Pregnant and undecided

Dear Alice,

I am nineteen-years-old. I just found out that I'm pregnant. I have been with the guy for two years and in college for one year. We are not financially stable. We have given it a lot of thought, but still do not know what to do. I have looked at the pros and cons and still I'm not sure. I have three little sisters and know that raising children is a hard job. Throughout this time I have leaned more toward the abortion, but don't feel like I know enough about it. Can you please HELP?



Dear Undecided, 

Kudos to you for thinking about your capacity—both physically and financially—for welcoming a child into the world. There are two types of abortion available: medication abortion and surgical abortion. Medication abortion involves taking two drugs—mifepristone and misoprostol—to break the uterine lining down and shed it via a process similar to a heavy period.
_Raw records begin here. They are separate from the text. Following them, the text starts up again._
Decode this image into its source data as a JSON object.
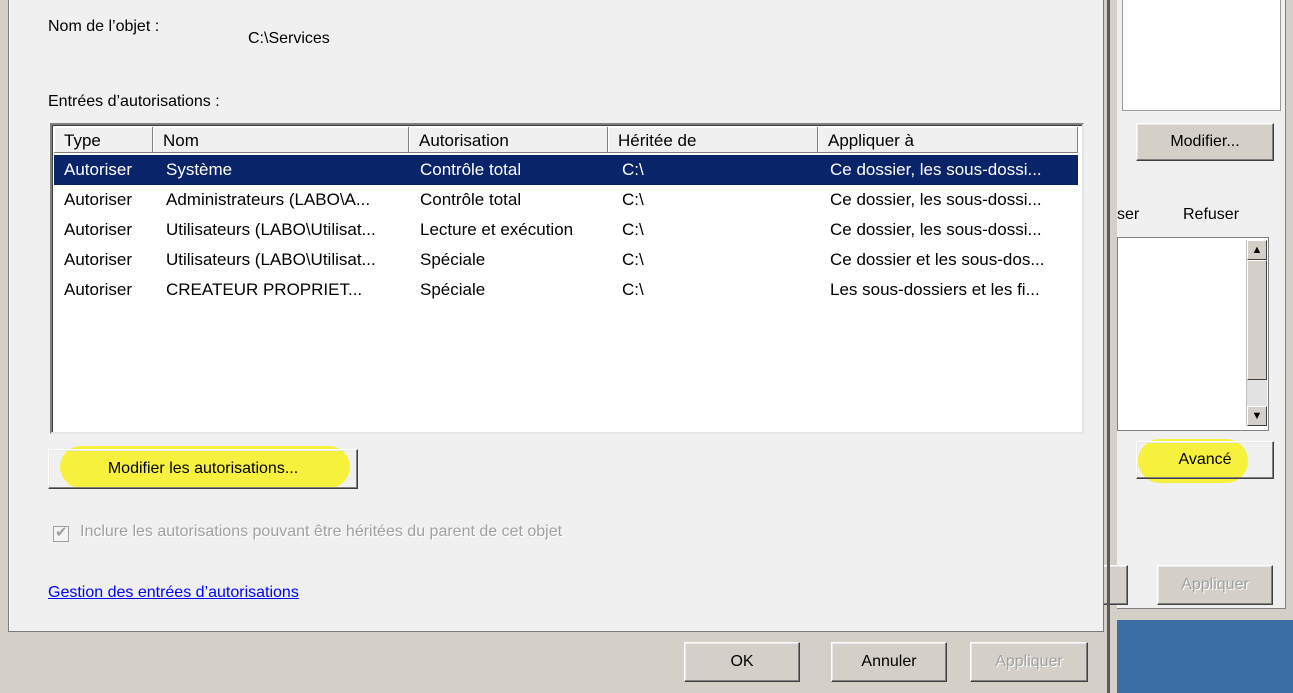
{
  "dialog": {
    "object_name_label": "Nom de l’objet :",
    "object_name_value": "C:\\Services",
    "entries_label": "Entrées d’autorisations :",
    "columns": [
      "Type",
      "Nom",
      "Autorisation",
      "Héritée de",
      "Appliquer à"
    ],
    "rows": [
      {
        "type": "Autoriser",
        "name": "Système",
        "permission": "Contrôle total",
        "inherited_from": "C:\\",
        "applies_to": "Ce dossier, les sous-dossi..."
      },
      {
        "type": "Autoriser",
        "name": "Administrateurs (LABO\\A...",
        "permission": "Contrôle total",
        "inherited_from": "C:\\",
        "applies_to": "Ce dossier, les sous-dossi..."
      },
      {
        "type": "Autoriser",
        "name": "Utilisateurs (LABO\\Utilisat...",
        "permission": "Lecture et exécution",
        "inherited_from": "C:\\",
        "applies_to": "Ce dossier, les sous-dossi..."
      },
      {
        "type": "Autoriser",
        "name": "Utilisateurs (LABO\\Utilisat...",
        "permission": "Spéciale",
        "inherited_from": "C:\\",
        "applies_to": "Ce dossier et les sous-dos..."
      },
      {
        "type": "Autoriser",
        "name": "CREATEUR PROPRIET...",
        "permission": "Spéciale",
        "inherited_from": "C:\\",
        "applies_to": "Les sous-dossiers et les fi..."
      }
    ],
    "selected_row": 0,
    "modify_permissions_button": "Modifier les autorisations...",
    "include_inheritable_checkbox": "Inclure les autorisations pouvant être héritées du parent de cet objet",
    "manage_entries_link": "Gestion des entrées d’autorisations",
    "ok_button": "OK",
    "cancel_button": "Annuler",
    "apply_button": "Appliquer"
  },
  "background_dialog": {
    "modify_button": "Modifier...",
    "allow_column_partial": "ser",
    "deny_column": "Refuser",
    "advanced_button": "Avancé",
    "apply_button": "Appliquer"
  },
  "colors": {
    "selection": "#0a246a",
    "highlight": "#f8f200",
    "link": "#0000ff",
    "desktop": "#3a6ea5"
  }
}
Surgical abortions involve a trained health care provider using instruments to suction pregnancy tissue out of the uterus. Unfortunately, access to these procedures may be limited by the overturning of Roe v. Wade, court cases related to the legality of mifepristone, and how far along you are in your pregnancy. Read on for more information about your options. 

Medication abortions are recommended if you are earlier in your pregnancy. Specifically, if you’re within 49 days of the first day of your last menstrual period, this may be an option for you. Currently, the legality of mifepristone is being challenged—there has been one court case ruling it as illegal and another one ruling it as legal. Depending on where you live, health care providers may or may not be able to prescribe these medications for you, which could limit access to medication abortions. 

If it's been more than 49 days since the first day of your last menstrual period, your options are limited to a surgical abortion. Clinically, having a surgical abortion is a safe and simple procedure when carried out by a licensed and trained medical professional with the appropriate sterile instruments. If you decide to have an abortion, it’s best to do so within the first trimester (first three months)—this is when an abortion is safer, easier, and less expensive. It may be more difficult to find someone to perform a second trimester abortion and third trimester abortions. Late term abortions are typically only performed when the carrying parent’s life is seriously threatened by the pregnancy, or if they need to be treated for a life-threatening disease with a medication that would be toxic to the pregnancy. 

Most surgical abortions take anywhere from 5 to 15 minutes. The most common technique, aspiration, involves inserting a small tube that’s attached to a source of gentle suction, which draws the pregnancy tissue out from the uterus through the cervix. You may be able to choose whether your anesthesia is local—you're awake—or general—you’re asleep. This type of abortion is done during the first three months. Second trimester abortions usually involve an injection of medication to help trigger the abortion. 

As far as how you’ll handle an abortion emotionally, some people feel relief, sadness, anger, upset, guilt, nothing at all, or all of the above.  If you choose to have an abortion, consider letting a close friend or two, besides your boyfriend, know about it. Having people around who care and who can support you in your decisions may help you to feel supported. 

How you move forward (or not) with the pregnancy is up to you. You may choose to terminate the pregnancy, or you can carry the pregnancy to full-term, either keeping the baby or opting for adoption. Having the input of your partner may also help you feel supported and help you make a more informed decision. It may be a complicated decision to make, as family, religious, cultural, and future life concerns are so often influential. Consider also speaking with a health care provider or making an appointment with your student health services if you need more help making your decision. Planned Parenthood is another great resource for information and support. You may also find it helpful to speak about this decision with a mental health professional or another person you trust. Whatever you decide, it’s great that you’re taking the steps to get as much information before making this decision.  

Last updated Jul 20, 2023
Originally published Nov 20, 1998